Matthew Pointon, property economist at Capital Economics, suggests that “the surge in demand in late 2013 and early 2014 led to materials such as bricks running out”. According to monthly reports from the Department for Business Innovation and Skills, and the Office for National Statistics, stockpiles of vital building blocks dipped to 323m at the end of October 2014, down almost a third from 2012, and massively down from stocks of more than 1bn recorded in 2009.

If the UK wishes to meet the housing demand, it will also need to address the current shortfall of skilled labour, such as bricklayers and construction workers. In response, tens of thousands of new housebuilding jobs and apprenticeships are up for grabs under a deal struck in November 2014 between ministers and the industry. But training a labour force needs time, with the government even proposing bringing former military personnel onto building sites to cover the shortfall of labour.

An important area of the industry that has seen one of the biggest declines, is the number of small to medium businesses that are able to develop land. In 2007, there were 15 firms providing more than 2,000 homes a year. The following year there were just six.
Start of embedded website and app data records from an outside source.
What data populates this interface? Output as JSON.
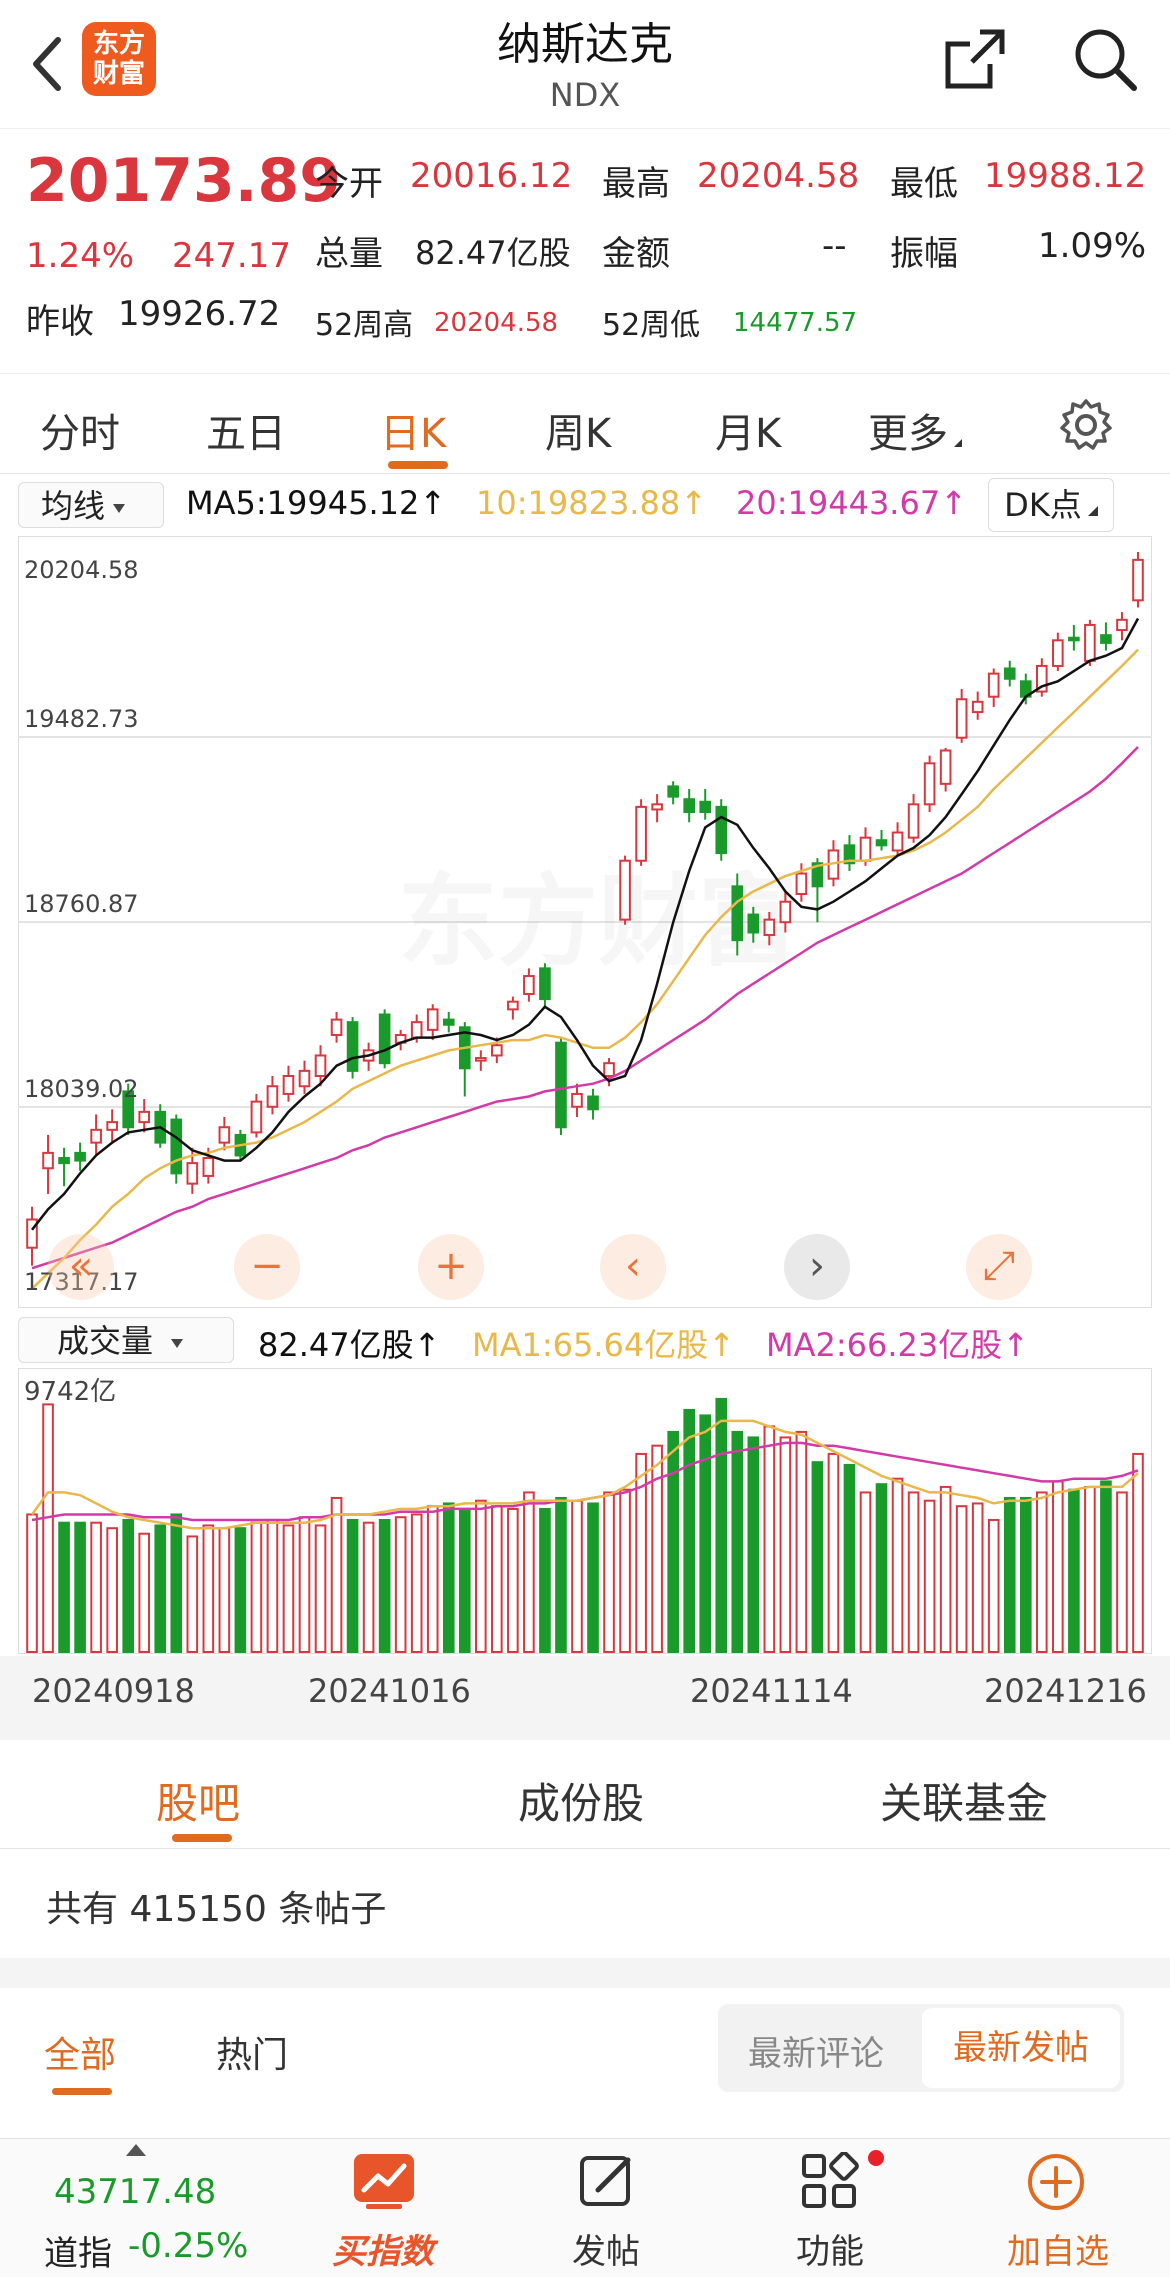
{
  "header": {
    "title": "纳斯达克",
    "code": "NDX",
    "logo_text_line1": "东方",
    "logo_text_line2": "财富"
  },
  "quote": {
    "price": "20173.89",
    "change_pct": "1.24%",
    "change_abs": "247.17",
    "open_label": "今开",
    "open": "20016.12",
    "high_label": "最高",
    "high": "20204.58",
    "low_label": "最低",
    "low": "19988.12",
    "volume_label": "总量",
    "volume": "82.47亿股",
    "amount_label": "金额",
    "amount": "--",
    "amplitude_label": "振幅",
    "amplitude": "1.09%",
    "prev_close_label": "昨收",
    "prev_close": "19926.72",
    "high52_label": "52周高",
    "high52": "20204.58",
    "low52_label": "52周低",
    "low52": "14477.57"
  },
  "period_tabs": [
    "分时",
    "五日",
    "日K",
    "周K",
    "月K",
    "更多"
  ],
  "active_period": "日K",
  "indicator_bar": {
    "selector": "均线",
    "ma5": "MA5:19945.12↑",
    "ma10": "10:19823.88↑",
    "ma20": "20:19443.67↑",
    "dk_button": "DK点"
  },
  "volume_bar": {
    "selector": "成交量",
    "volume": "82.47亿股↑",
    "ma1": "MA1:65.64亿股↑",
    "ma2": "MA2:66.23亿股↑"
  },
  "colors": {
    "up": "#d9363e",
    "down": "#1a9a2a",
    "ma5": "#111111",
    "ma10": "#e8b84a",
    "ma20": "#d23aa8",
    "accent": "#e06a1f"
  },
  "chart_data": {
    "type": "candlestick",
    "price_axis_ticks": [
      "20204.58",
      "19482.73",
      "18760.87",
      "18039.02",
      "17317.17"
    ],
    "ylim": [
      17317.17,
      20204.58
    ],
    "date_labels": [
      "20240918",
      "20241016",
      "20241114",
      "20241216"
    ],
    "volume_axis_max_label": "9742亿",
    "volume_max": 97.42,
    "watermark": "东方财富",
    "candles": [
      {
        "o": 17490,
        "c": 17600,
        "h": 17650,
        "l": 17420
      },
      {
        "o": 17800,
        "c": 17860,
        "h": 17930,
        "l": 17700
      },
      {
        "o": 17840,
        "c": 17820,
        "h": 17880,
        "l": 17730
      },
      {
        "o": 17860,
        "c": 17830,
        "h": 17900,
        "l": 17790
      },
      {
        "o": 17900,
        "c": 17950,
        "h": 18010,
        "l": 17850
      },
      {
        "o": 17950,
        "c": 17980,
        "h": 18030,
        "l": 17900
      },
      {
        "o": 18100,
        "c": 17960,
        "h": 18130,
        "l": 17930
      },
      {
        "o": 17980,
        "c": 18020,
        "h": 18070,
        "l": 17940
      },
      {
        "o": 18020,
        "c": 17900,
        "h": 18050,
        "l": 17880
      },
      {
        "o": 17990,
        "c": 17780,
        "h": 18010,
        "l": 17740
      },
      {
        "o": 17740,
        "c": 17820,
        "h": 17880,
        "l": 17700
      },
      {
        "o": 17770,
        "c": 17840,
        "h": 17880,
        "l": 17740
      },
      {
        "o": 17900,
        "c": 17960,
        "h": 18000,
        "l": 17870
      },
      {
        "o": 17930,
        "c": 17850,
        "h": 17950,
        "l": 17830
      },
      {
        "o": 17940,
        "c": 18060,
        "h": 18090,
        "l": 17920
      },
      {
        "o": 18040,
        "c": 18120,
        "h": 18160,
        "l": 18010
      },
      {
        "o": 18090,
        "c": 18160,
        "h": 18200,
        "l": 18060
      },
      {
        "o": 18120,
        "c": 18180,
        "h": 18220,
        "l": 18090
      },
      {
        "o": 18160,
        "c": 18240,
        "h": 18280,
        "l": 18120
      },
      {
        "o": 18320,
        "c": 18380,
        "h": 18410,
        "l": 18290
      },
      {
        "o": 18370,
        "c": 18180,
        "h": 18390,
        "l": 18150
      },
      {
        "o": 18220,
        "c": 18260,
        "h": 18290,
        "l": 18180
      },
      {
        "o": 18400,
        "c": 18210,
        "h": 18420,
        "l": 18190
      },
      {
        "o": 18290,
        "c": 18320,
        "h": 18340,
        "l": 18260
      },
      {
        "o": 18310,
        "c": 18370,
        "h": 18400,
        "l": 18290
      },
      {
        "o": 18340,
        "c": 18420,
        "h": 18440,
        "l": 18300
      },
      {
        "o": 18380,
        "c": 18360,
        "h": 18410,
        "l": 18330
      },
      {
        "o": 18350,
        "c": 18190,
        "h": 18370,
        "l": 18080
      },
      {
        "o": 18220,
        "c": 18230,
        "h": 18260,
        "l": 18180
      },
      {
        "o": 18240,
        "c": 18280,
        "h": 18310,
        "l": 18210
      },
      {
        "o": 18420,
        "c": 18450,
        "h": 18470,
        "l": 18380
      },
      {
        "o": 18480,
        "c": 18550,
        "h": 18580,
        "l": 18450
      },
      {
        "o": 18580,
        "c": 18460,
        "h": 18600,
        "l": 18430
      },
      {
        "o": 18290,
        "c": 17960,
        "h": 18310,
        "l": 17930
      },
      {
        "o": 18040,
        "c": 18090,
        "h": 18130,
        "l": 18000
      },
      {
        "o": 18080,
        "c": 18030,
        "h": 18110,
        "l": 17990
      },
      {
        "o": 18160,
        "c": 18210,
        "h": 18230,
        "l": 18120
      },
      {
        "o": 18770,
        "c": 19000,
        "h": 19020,
        "l": 18750
      },
      {
        "o": 19000,
        "c": 19210,
        "h": 19240,
        "l": 18980
      },
      {
        "o": 19200,
        "c": 19220,
        "h": 19260,
        "l": 19150
      },
      {
        "o": 19290,
        "c": 19250,
        "h": 19310,
        "l": 19220
      },
      {
        "o": 19240,
        "c": 19190,
        "h": 19280,
        "l": 19150
      },
      {
        "o": 19230,
        "c": 19190,
        "h": 19280,
        "l": 19160
      },
      {
        "o": 19210,
        "c": 19030,
        "h": 19240,
        "l": 19000
      },
      {
        "o": 18900,
        "c": 18690,
        "h": 18950,
        "l": 18630
      },
      {
        "o": 18790,
        "c": 18720,
        "h": 18820,
        "l": 18680
      },
      {
        "o": 18710,
        "c": 18770,
        "h": 18800,
        "l": 18670
      },
      {
        "o": 18760,
        "c": 18840,
        "h": 18880,
        "l": 18720
      },
      {
        "o": 18870,
        "c": 18950,
        "h": 18990,
        "l": 18840
      },
      {
        "o": 18990,
        "c": 18900,
        "h": 19010,
        "l": 18760
      },
      {
        "o": 18930,
        "c": 19040,
        "h": 19080,
        "l": 18900
      },
      {
        "o": 19060,
        "c": 18990,
        "h": 19100,
        "l": 18960
      },
      {
        "o": 19000,
        "c": 19090,
        "h": 19130,
        "l": 18980
      },
      {
        "o": 19080,
        "c": 19060,
        "h": 19120,
        "l": 19040
      },
      {
        "o": 19040,
        "c": 19110,
        "h": 19150,
        "l": 19020
      },
      {
        "o": 19090,
        "c": 19220,
        "h": 19260,
        "l": 19070
      },
      {
        "o": 19220,
        "c": 19380,
        "h": 19410,
        "l": 19190
      },
      {
        "o": 19300,
        "c": 19430,
        "h": 19440,
        "l": 19270
      },
      {
        "o": 19480,
        "c": 19630,
        "h": 19670,
        "l": 19460
      },
      {
        "o": 19580,
        "c": 19620,
        "h": 19660,
        "l": 19550
      },
      {
        "o": 19640,
        "c": 19730,
        "h": 19750,
        "l": 19600
      },
      {
        "o": 19750,
        "c": 19710,
        "h": 19780,
        "l": 19680
      },
      {
        "o": 19700,
        "c": 19640,
        "h": 19730,
        "l": 19610
      },
      {
        "o": 19660,
        "c": 19760,
        "h": 19790,
        "l": 19640
      },
      {
        "o": 19760,
        "c": 19860,
        "h": 19890,
        "l": 19740
      },
      {
        "o": 19870,
        "c": 19860,
        "h": 19920,
        "l": 19820
      },
      {
        "o": 19780,
        "c": 19920,
        "h": 19940,
        "l": 19760
      },
      {
        "o": 19880,
        "c": 19850,
        "h": 19930,
        "l": 19820
      },
      {
        "o": 19900,
        "c": 19940,
        "h": 19970,
        "l": 19860
      },
      {
        "o": 20016.12,
        "c": 20173.89,
        "h": 20204.58,
        "l": 19988.12
      }
    ],
    "ma5": [
      17560,
      17640,
      17700,
      17780,
      17850,
      17900,
      17940,
      17950,
      17960,
      17920,
      17870,
      17850,
      17830,
      17830,
      17880,
      17940,
      18020,
      18080,
      18130,
      18200,
      18230,
      18240,
      18260,
      18290,
      18310,
      18310,
      18320,
      18330,
      18320,
      18300,
      18320,
      18360,
      18430,
      18390,
      18300,
      18200,
      18140,
      18160,
      18300,
      18520,
      18760,
      18960,
      19130,
      19170,
      19140,
      19050,
      18970,
      18880,
      18820,
      18810,
      18840,
      18880,
      18920,
      18970,
      19020,
      19050,
      19100,
      19170,
      19260,
      19350,
      19450,
      19550,
      19640,
      19680,
      19700,
      19740,
      19780,
      19800,
      19830,
      19945.12
    ],
    "ma10": [
      17330,
      17390,
      17450,
      17520,
      17580,
      17650,
      17700,
      17760,
      17800,
      17830,
      17850,
      17860,
      17880,
      17890,
      17900,
      17920,
      17950,
      17980,
      18020,
      18060,
      18110,
      18140,
      18170,
      18200,
      18220,
      18240,
      18260,
      18270,
      18280,
      18290,
      18300,
      18300,
      18320,
      18310,
      18290,
      18270,
      18270,
      18310,
      18370,
      18440,
      18530,
      18620,
      18710,
      18780,
      18840,
      18880,
      18910,
      18940,
      18960,
      18980,
      18990,
      19000,
      19000,
      19010,
      19020,
      19040,
      19070,
      19110,
      19160,
      19210,
      19280,
      19340,
      19400,
      19460,
      19520,
      19580,
      19640,
      19700,
      19760,
      19823.88
    ],
    "ma20": [
      17410,
      17430,
      17450,
      17470,
      17490,
      17510,
      17540,
      17570,
      17600,
      17630,
      17650,
      17680,
      17700,
      17720,
      17740,
      17760,
      17780,
      17800,
      17820,
      17840,
      17870,
      17890,
      17920,
      17940,
      17960,
      17980,
      18000,
      18020,
      18040,
      18060,
      18070,
      18080,
      18100,
      18110,
      18120,
      18130,
      18150,
      18180,
      18220,
      18260,
      18300,
      18340,
      18380,
      18430,
      18480,
      18520,
      18560,
      18600,
      18640,
      18680,
      18710,
      18740,
      18770,
      18800,
      18830,
      18860,
      18890,
      18920,
      18950,
      18990,
      19030,
      19070,
      19110,
      19150,
      19190,
      19230,
      19270,
      19320,
      19380,
      19443.67
    ],
    "volume": [
      50,
      90,
      47,
      47,
      47,
      45,
      48,
      43,
      46,
      50,
      42,
      46,
      45,
      45,
      47,
      48,
      46,
      49,
      46,
      56,
      48,
      47,
      48,
      49,
      50,
      53,
      54,
      52,
      55,
      53,
      52,
      58,
      52,
      56,
      55,
      54,
      58,
      59,
      72,
      75,
      80,
      88,
      86,
      92,
      80,
      78,
      82,
      78,
      80,
      69,
      72,
      68,
      58,
      61,
      63,
      58,
      55,
      60,
      53,
      54,
      48,
      56,
      56,
      58,
      62,
      59,
      60,
      62,
      58,
      72
    ],
    "vol_ma1": [
      50,
      58,
      58,
      57,
      54,
      51,
      49,
      48,
      47,
      46,
      45,
      45,
      45,
      46,
      47,
      47,
      47,
      47,
      48,
      50,
      50,
      50,
      51,
      52,
      52,
      53,
      53,
      54,
      54,
      54,
      54,
      55,
      55,
      55,
      55,
      56,
      57,
      60,
      64,
      68,
      73,
      78,
      80,
      84,
      84,
      84,
      82,
      80,
      79,
      76,
      73,
      70,
      67,
      64,
      62,
      60,
      58,
      58,
      57,
      56,
      54,
      55,
      55,
      56,
      58,
      59,
      60,
      60,
      60,
      65
    ],
    "vol_ma2": [
      48,
      49,
      50,
      50,
      50,
      50,
      50,
      49,
      49,
      49,
      48,
      48,
      48,
      48,
      48,
      48,
      48,
      49,
      49,
      50,
      50,
      50,
      50,
      51,
      51,
      51,
      52,
      52,
      52,
      53,
      53,
      54,
      54,
      55,
      55,
      56,
      57,
      58,
      60,
      63,
      65,
      68,
      70,
      72,
      73,
      74,
      75,
      76,
      76,
      75,
      75,
      74,
      73,
      72,
      71,
      70,
      69,
      68,
      67,
      66,
      65,
      64,
      63,
      62,
      62,
      63,
      63,
      63,
      64,
      66
    ]
  },
  "zoom_controls": [
    "«",
    "−",
    "+",
    "‹",
    "›",
    "⤢"
  ],
  "community": {
    "tabs": [
      "股吧",
      "成份股",
      "关联基金"
    ],
    "active": "股吧",
    "post_count": "共有 415150 条帖子",
    "filters": [
      "全部",
      "热门"
    ],
    "sort_options": [
      "最新评论",
      "最新发帖"
    ]
  },
  "bottom_nav": {
    "ticker_value": "43717.48",
    "ticker_name": "道指",
    "ticker_change": "-0.25%",
    "items": [
      "买指数",
      "发帖",
      "功能",
      "加自选"
    ]
  }
}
The effects of the financial crisis have exacerbated the issue by restricting lending criteria and making it difficult for small business to invest and gain traction in the market. In fact, data from the HBF shows how the number of firms in England and Wales building 100 or fewer units a year fell significantly over the 24 years preceding 2013.

The government is attempting to put strong solutions in place to solve the issue, but many experts feel more needs to be done before we see the results and numbers needed to solve the UK Housing Crisis.